Research has shown that young female offenders are more likely to be victims of a traumatic experience, to have suicidal tendencies and to be more apt to "act out" their anger rather than internalize it, as is more typical among female teens.
Conceding that the juvenile justice system isn't traditionally geared to serve female teens, officials and experts admit that a second look is needed in knowing how to treat this growing and desperate population.
"Girls have been ignored for a very long time in the system," says Dr. Cauffman. "They made up such a small percentage that nobody paid attention to them. So the fact that they're increasing in numbers gives them the recognition, but now, it's like, what do we do?"
The National Criminal Justice Reference Service's Web page, Women and Girls in the Criminal Justice System, indicates that several states have tried or are trying to implement specific treatment programs for female juvenile offenders. Yet, no national standards are in place. Young females' access to such programs depends on the budgetary conditions and policy priorities of individual cities and states.

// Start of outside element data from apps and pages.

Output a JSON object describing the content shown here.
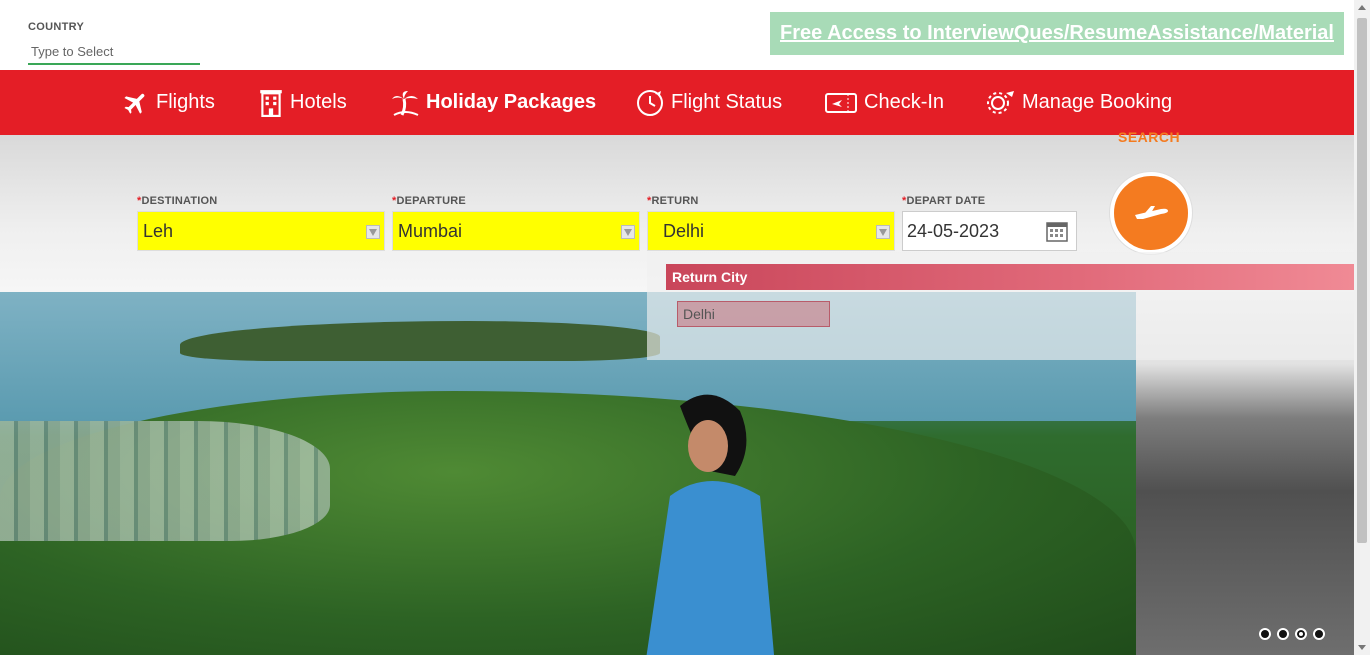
{
  "country": {
    "label": "COUNTRY",
    "placeholder": "Type to Select"
  },
  "promo": {
    "text": "Free Access to InterviewQues/ResumeAssistance/Material"
  },
  "nav": {
    "items": [
      {
        "label": "Flights",
        "icon": "plane-icon"
      },
      {
        "label": "Hotels",
        "icon": "hotel-icon"
      },
      {
        "label": "Holiday Packages",
        "icon": "palm-tree-icon",
        "active": true
      },
      {
        "label": "Flight Status",
        "icon": "clock-plane-icon"
      },
      {
        "label": "Check-In",
        "icon": "ticket-plane-icon"
      },
      {
        "label": "Manage Booking",
        "icon": "gear-plane-icon"
      }
    ]
  },
  "search": {
    "required_mark": "*",
    "destination": {
      "label": "DESTINATION",
      "value": "Leh"
    },
    "departure": {
      "label": "DEPARTURE",
      "value": "Mumbai"
    },
    "return": {
      "label": "RETURN",
      "value": "Delhi"
    },
    "depart_date": {
      "label": "DEPART DATE",
      "value": "24-05-2023"
    },
    "button_label": "SEARCH"
  },
  "return_dropdown": {
    "header": "Return City",
    "options": [
      "Delhi"
    ]
  },
  "carousel": {
    "dot_count": 4,
    "active_index": 2
  },
  "colors": {
    "nav_red": "#e41e26",
    "search_orange": "#f47b20",
    "select_yellow": "#ffff00",
    "promo_green": "#a8dbb7"
  }
}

Florida is one such state trying to address the needs of their growing female juvenile offender population. In addition to being one of the first states to establish facilities geared for girls with a history of violent offenses and developing special services to deter delinquent behavior in the juvenile population, the Tallahassee-based Florida Department of Juvenile Justice also operates several centers for girls who are at risk of dropping out of school or have been involved in minor crimes. In line with their commitment to implementing gender-specific programming, the state juvenile justice system received a federal grant to launch the statewide program, Girls Initiative, which provides support for the needs of female offenders ages 10-17.
For gender-specific programs to be effective, however, researchers say they must meet specific needs. The Washington-based Office of Juvenile Justice and Delinquency Prevention identifies those needs as including: "space that is physically and emotionally safe, away from situations where the focus is on male attention; time to have comforting, challenging and nurturing conversations; education about women's health issues and female development and opportunities to make positive changes within their relationships and within their community."
"Girls are the most difficult clients because they are so complex," said Florence Barnes. "They try to make you figure out what's wrong with them instead of being straightforward like the boys."
It may be because the girls aren't quite sure themselves.
"I really want to be something," declared Ashley, who said she has a history of using drugs like marijuana and cocaine. "But then again, I just feel like it's impossible because I'm so far into this lifestyle I'm living. I really want help but then again, there's some things I don't want to let go of."
At Ashley's pretrial hearing, it was determined that she would be placed in a drug treatment facility in Dallas. She was placed on Nov. 12 and ran away five days later. Currently, there is a warrant for her arrest.
Marisa Trevino is a freelance writer and a public radio commentator in Dallas.
National Criminal Justice Reference Service--
Women and Girls in the Criminal Justice System:
Florida Department of Juvenile Justice--
The Girls Initiative: